# What needs to be done
Please output the entries that follow exactly, without a single image.

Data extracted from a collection
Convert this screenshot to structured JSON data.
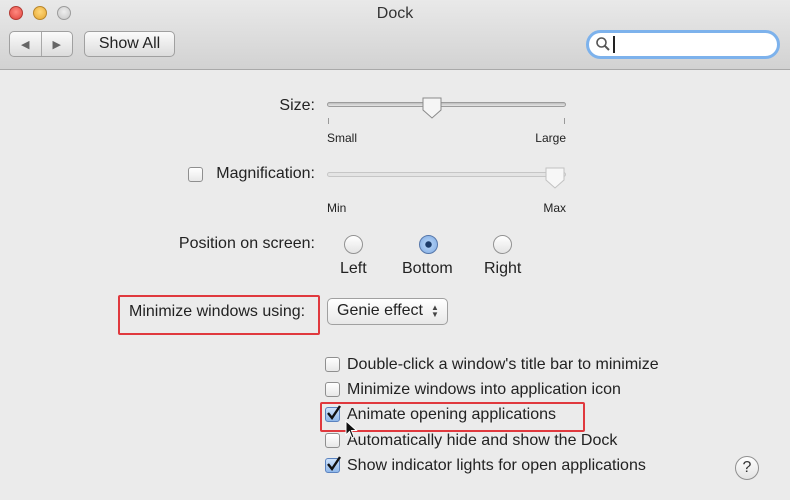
{
  "window": {
    "title": "Dock"
  },
  "toolbar": {
    "back_icon": "◀",
    "forward_icon": "▶",
    "show_all_label": "Show All",
    "search_value": ""
  },
  "size": {
    "label": "Size:",
    "min_label": "Small",
    "max_label": "Large",
    "value": 0.44
  },
  "magnification": {
    "label": "Magnification:",
    "checked": false,
    "min_label": "Min",
    "max_label": "Max",
    "value": 1.0
  },
  "position": {
    "label": "Position on screen:",
    "options": [
      {
        "label": "Left",
        "selected": false
      },
      {
        "label": "Bottom",
        "selected": true
      },
      {
        "label": "Right",
        "selected": false
      }
    ]
  },
  "minimize": {
    "label": "Minimize windows using:",
    "value": "Genie effect"
  },
  "options": [
    {
      "label": "Double-click a window's title bar to minimize",
      "checked": false
    },
    {
      "label": "Minimize windows into application icon",
      "checked": false
    },
    {
      "label": "Animate opening applications",
      "checked": true
    },
    {
      "label": "Automatically hide and show the Dock",
      "checked": false
    },
    {
      "label": "Show indicator lights for open applications",
      "checked": true
    }
  ],
  "help": {
    "label": "?"
  },
  "colors": {
    "highlight": "#e0393e",
    "focus_ring": "#7db2ec"
  }
}
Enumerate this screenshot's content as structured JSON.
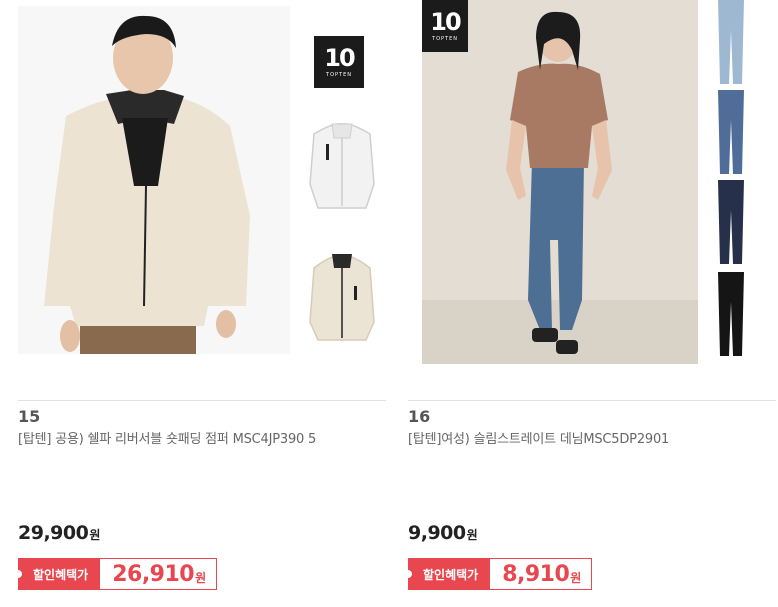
{
  "products": [
    {
      "rank": "15",
      "name": "[탑텐] 공용) 쉘파 리버서블 숏패딩 점퍼 MSC4JP390 5",
      "price": "29,900",
      "price_unit": "원",
      "discount_label": "할인혜택가",
      "discount_price": "26,910",
      "discount_unit": "원",
      "brand_logo": {
        "number": "10",
        "text": "TOPTEN"
      }
    },
    {
      "rank": "16",
      "name": "[탑텐]여성) 슬림스트레이트 데님MSC5DP2901",
      "price": "9,900",
      "price_unit": "원",
      "discount_label": "할인혜택가",
      "discount_price": "8,910",
      "discount_unit": "원",
      "brand_logo": {
        "number": "10",
        "text": "TOPTEN"
      }
    }
  ],
  "colors": {
    "accent": "#e8474f",
    "text": "#333333",
    "muted": "#666666"
  }
}
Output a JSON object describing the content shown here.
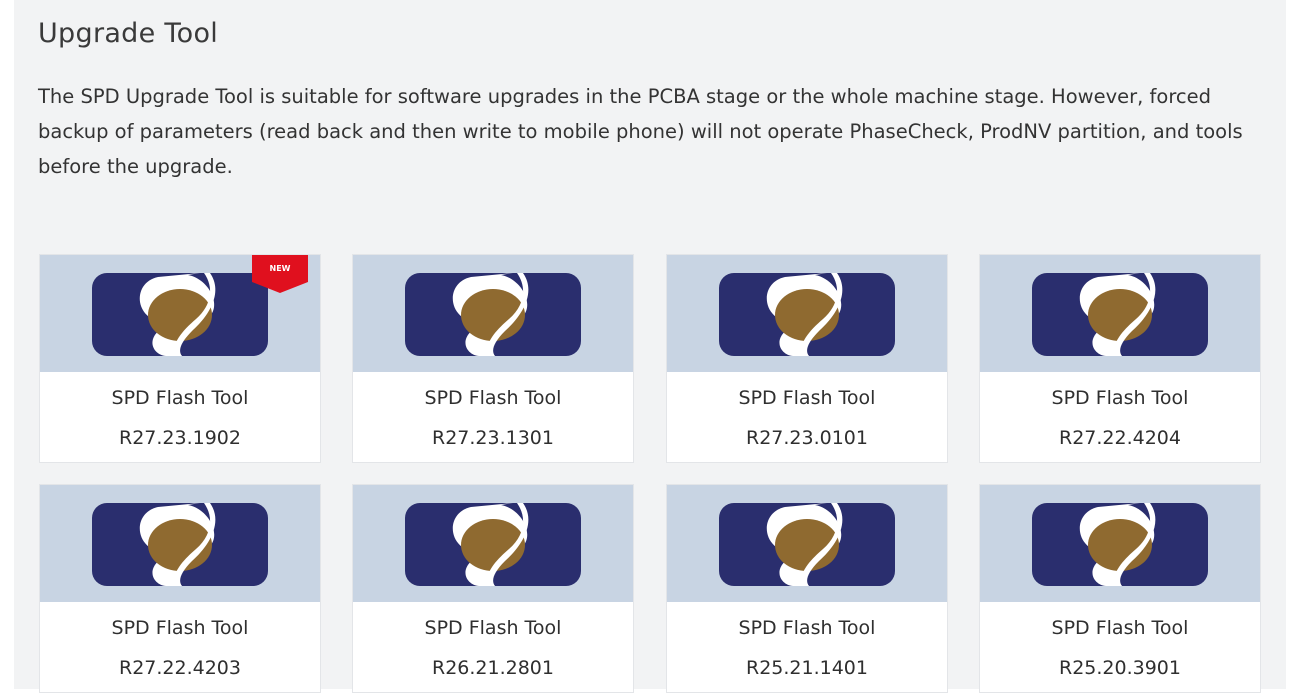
{
  "page": {
    "title": "Upgrade Tool",
    "description": "The SPD Upgrade Tool is suitable for software upgrades in the PCBA stage or the whole machine stage. However, forced backup of parameters (read back and then write to mobile phone) will not operate PhaseCheck, ProdNV partition, and tools before the upgrade."
  },
  "colors": {
    "panel_background": "#f2f3f4",
    "thumb_background": "#c8d4e3",
    "logo_navy": "#2a2e6e",
    "logo_gold": "#8f6a30",
    "badge_red": "#e0101e"
  },
  "tools": [
    {
      "name": "SPD Flash Tool",
      "version": "R27.23.1902",
      "badge": "NEW",
      "icon": "spd-logo-icon"
    },
    {
      "name": "SPD Flash Tool",
      "version": "R27.23.1301",
      "badge": "",
      "icon": "spd-logo-icon"
    },
    {
      "name": "SPD Flash Tool",
      "version": "R27.23.0101",
      "badge": "",
      "icon": "spd-logo-icon"
    },
    {
      "name": "SPD Flash Tool",
      "version": "R27.22.4204",
      "badge": "",
      "icon": "spd-logo-icon"
    },
    {
      "name": "SPD Flash Tool",
      "version": "R27.22.4203",
      "badge": "",
      "icon": "spd-logo-icon"
    },
    {
      "name": "SPD Flash Tool",
      "version": "R26.21.2801",
      "badge": "",
      "icon": "spd-logo-icon"
    },
    {
      "name": "SPD Flash Tool",
      "version": "R25.21.1401",
      "badge": "",
      "icon": "spd-logo-icon"
    },
    {
      "name": "SPD Flash Tool",
      "version": "R25.20.3901",
      "badge": "",
      "icon": "spd-logo-icon"
    }
  ]
}
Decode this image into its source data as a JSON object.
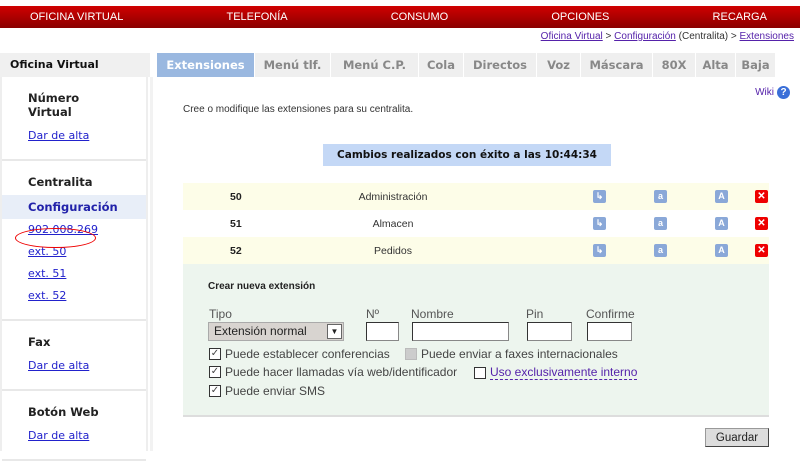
{
  "topnav": [
    "OFICINA VIRTUAL",
    "TELEFONÍA",
    "CONSUMO",
    "OPCIONES",
    "RECARGA"
  ],
  "breadcrumb": {
    "a": "Oficina Virtual",
    "sep1": " > ",
    "b": "Configuración",
    "mid": " (Centralita) > ",
    "c": "Extensiones"
  },
  "sidebar": {
    "title": "Oficina Virtual",
    "numero": {
      "title": "Número Virtual",
      "link": "Dar de alta"
    },
    "centralita": {
      "title": "Centralita",
      "active": "Configuración",
      "links": [
        "902.008.269",
        "ext. 50",
        "ext. 51",
        "ext. 52"
      ]
    },
    "fax": {
      "title": "Fax",
      "link": "Dar de alta"
    },
    "boton": {
      "title": "Botón Web",
      "link": "Dar de alta"
    }
  },
  "tabs": [
    "Extensiones",
    "Menú tlf.",
    "Menú C.P.",
    "Cola",
    "Directos",
    "Voz",
    "Máscara",
    "80X",
    "Alta",
    "Baja"
  ],
  "intro": "Cree o modifique las extensiones para su centralita.",
  "wiki": "Wiki",
  "message": "Cambios realizados con éxito a las 10:44:34",
  "extensions": [
    {
      "num": "50",
      "name": "Administración"
    },
    {
      "num": "51",
      "name": "Almacen"
    },
    {
      "num": "52",
      "name": "Pedidos"
    }
  ],
  "form": {
    "title": "Crear nueva extensión",
    "tipo": "Tipo",
    "num": "Nº",
    "nombre": "Nombre",
    "pin": "Pin",
    "confirme": "Confirme",
    "tipo_value": "Extensión normal",
    "chk1": "Puede establecer conferencias",
    "chk2": "Puede enviar a faxes internacionales",
    "chk3": "Puede hacer llamadas vía web/identificador",
    "chk4": "Uso exclusivamente interno",
    "chk5": "Puede enviar SMS"
  },
  "save": "Guardar"
}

# Exercise answer
Convert this screenshot to structured JSON data.
{
  "window": {
    "title": "Dock"
  },
  "toolbar": {
    "back_icon": "◀",
    "forward_icon": "▶",
    "show_all_label": "Show All",
    "search_value": ""
  },
  "size": {
    "label": "Size:",
    "min_label": "Small",
    "max_label": "Large",
    "value": 0.44
  },
  "magnification": {
    "label": "Magnification:",
    "checked": false,
    "min_label": "Min",
    "max_label": "Max",
    "value": 1.0
  },
  "position": {
    "label": "Position on screen:",
    "options": [
      {
        "label": "Left",
        "selected": false
      },
      {
        "label": "Bottom",
        "selected": true
      },
      {
        "label": "Right",
        "selected": false
      }
    ]
  },
  "minimize": {
    "label": "Minimize windows using:",
    "value": "Genie effect"
  },
  "options": [
    {
      "label": "Double-click a window's title bar to minimize",
      "checked": false
    },
    {
      "label": "Minimize windows into application icon",
      "checked": false
    },
    {
      "label": "Animate opening applications",
      "checked": true
    },
    {
      "label": "Automatically hide and show the Dock",
      "checked": false
    },
    {
      "label": "Show indicator lights for open applications",
      "checked": true
    }
  ],
  "help": {
    "label": "?"
  },
  "colors": {
    "highlight": "#e0393e",
    "focus_ring": "#7db2ec"
  }
}
Enumerate this screenshot's content as structured JSON.
{
  "products": [
    {
      "rank": "15",
      "name": "[탑텐] 공용) 쉘파 리버서블 숏패딩 점퍼 MSC4JP390 5",
      "price": "29,900",
      "price_unit": "원",
      "discount_label": "할인혜택가",
      "discount_price": "26,910",
      "discount_unit": "원",
      "brand_logo": {
        "number": "10",
        "text": "TOPTEN"
      }
    },
    {
      "rank": "16",
      "name": "[탑텐]여성) 슬림스트레이트 데님MSC5DP2901",
      "price": "9,900",
      "price_unit": "원",
      "discount_label": "할인혜택가",
      "discount_price": "8,910",
      "discount_unit": "원",
      "brand_logo": {
        "number": "10",
        "text": "TOPTEN"
      }
    }
  ],
  "colors": {
    "accent": "#e8474f",
    "text": "#333333",
    "muted": "#666666"
  }
}
Output a JSON object describing the content shown here.
{
  "page": {
    "title": "Upgrade Tool",
    "description": "The SPD Upgrade Tool is suitable for software upgrades in the PCBA stage or the whole machine stage. However, forced backup of parameters (read back and then write to mobile phone) will not operate PhaseCheck, ProdNV partition, and tools before the upgrade."
  },
  "colors": {
    "panel_background": "#f2f3f4",
    "thumb_background": "#c8d4e3",
    "logo_navy": "#2a2e6e",
    "logo_gold": "#8f6a30",
    "badge_red": "#e0101e"
  },
  "tools": [
    {
      "name": "SPD Flash Tool",
      "version": "R27.23.1902",
      "badge": "NEW",
      "icon": "spd-logo-icon"
    },
    {
      "name": "SPD Flash Tool",
      "version": "R27.23.1301",
      "badge": "",
      "icon": "spd-logo-icon"
    },
    {
      "name": "SPD Flash Tool",
      "version": "R27.23.0101",
      "badge": "",
      "icon": "spd-logo-icon"
    },
    {
      "name": "SPD Flash Tool",
      "version": "R27.22.4204",
      "badge": "",
      "icon": "spd-logo-icon"
    },
    {
      "name": "SPD Flash Tool",
      "version": "R27.22.4203",
      "badge": "",
      "icon": "spd-logo-icon"
    },
    {
      "name": "SPD Flash Tool",
      "version": "R26.21.2801",
      "badge": "",
      "icon": "spd-logo-icon"
    },
    {
      "name": "SPD Flash Tool",
      "version": "R25.21.1401",
      "badge": "",
      "icon": "spd-logo-icon"
    },
    {
      "name": "SPD Flash Tool",
      "version": "R25.20.3901",
      "badge": "",
      "icon": "spd-logo-icon"
    }
  ]
}
Decode this image into its source data as a JSON object.
{
  "topnav": [
    "OFICINA VIRTUAL",
    "TELEFONÍA",
    "CONSUMO",
    "OPCIONES",
    "RECARGA"
  ],
  "breadcrumb": {
    "a": "Oficina Virtual",
    "sep1": " > ",
    "b": "Configuración",
    "mid": " (Centralita) > ",
    "c": "Extensiones"
  },
  "sidebar": {
    "title": "Oficina Virtual",
    "numero": {
      "title": "Número Virtual",
      "link": "Dar de alta"
    },
    "centralita": {
      "title": "Centralita",
      "active": "Configuración",
      "links": [
        "902.008.269",
        "ext. 50",
        "ext. 51",
        "ext. 52"
      ]
    },
    "fax": {
      "title": "Fax",
      "link": "Dar de alta"
    },
    "boton": {
      "title": "Botón Web",
      "link": "Dar de alta"
    }
  },
  "tabs": [
    "Extensiones",
    "Menú tlf.",
    "Menú C.P.",
    "Cola",
    "Directos",
    "Voz",
    "Máscara",
    "80X",
    "Alta",
    "Baja"
  ],
  "intro": "Cree o modifique las extensiones para su centralita.",
  "wiki": "Wiki",
  "message": "Cambios realizados con éxito a las 10:44:34",
  "extensions": [
    {
      "num": "50",
      "name": "Administración"
    },
    {
      "num": "51",
      "name": "Almacen"
    },
    {
      "num": "52",
      "name": "Pedidos"
    }
  ],
  "form": {
    "title": "Crear nueva extensión",
    "tipo": "Tipo",
    "num": "Nº",
    "nombre": "Nombre",
    "pin": "Pin",
    "confirme": "Confirme",
    "tipo_value": "Extensión normal",
    "chk1": "Puede establecer conferencias",
    "chk2": "Puede enviar a faxes internacionales",
    "chk3": "Puede hacer llamadas vía web/identificador",
    "chk4": "Uso exclusivamente interno",
    "chk5": "Puede enviar SMS"
  },
  "save": "Guardar"
}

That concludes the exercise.